| Your goal |
Write the records out again, exactly.

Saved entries
----
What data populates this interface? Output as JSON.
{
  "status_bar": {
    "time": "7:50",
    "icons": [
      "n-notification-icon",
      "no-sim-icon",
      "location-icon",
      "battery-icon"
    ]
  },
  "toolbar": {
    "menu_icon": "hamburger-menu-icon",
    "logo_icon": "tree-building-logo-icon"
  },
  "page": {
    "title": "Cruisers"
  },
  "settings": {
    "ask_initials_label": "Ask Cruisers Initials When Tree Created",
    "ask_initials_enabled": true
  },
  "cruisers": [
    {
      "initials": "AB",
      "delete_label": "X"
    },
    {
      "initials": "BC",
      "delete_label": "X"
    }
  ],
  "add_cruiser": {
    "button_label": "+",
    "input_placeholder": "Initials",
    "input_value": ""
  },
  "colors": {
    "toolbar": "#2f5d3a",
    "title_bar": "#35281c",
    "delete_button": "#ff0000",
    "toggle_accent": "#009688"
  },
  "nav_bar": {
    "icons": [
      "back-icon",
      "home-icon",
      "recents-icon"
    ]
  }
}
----
| Solution to this problem |
What data populates this interface? Output as JSON.
{
  "status_bar": {
    "time": "7:50",
    "icons": [
      "n-notification-icon",
      "no-sim-icon",
      "location-icon",
      "battery-icon"
    ]
  },
  "toolbar": {
    "menu_icon": "hamburger-menu-icon",
    "logo_icon": "tree-building-logo-icon"
  },
  "page": {
    "title": "Cruisers"
  },
  "settings": {
    "ask_initials_label": "Ask Cruisers Initials When Tree Created",
    "ask_initials_enabled": true
  },
  "cruisers": [
    {
      "initials": "AB",
      "delete_label": "X"
    },
    {
      "initials": "BC",
      "delete_label": "X"
    }
  ],
  "add_cruiser": {
    "button_label": "+",
    "input_placeholder": "Initials",
    "input_value": ""
  },
  "colors": {
    "toolbar": "#2f5d3a",
    "title_bar": "#35281c",
    "delete_button": "#ff0000",
    "toggle_accent": "#009688"
  },
  "nav_bar": {
    "icons": [
      "back-icon",
      "home-icon",
      "recents-icon"
    ]
  }
}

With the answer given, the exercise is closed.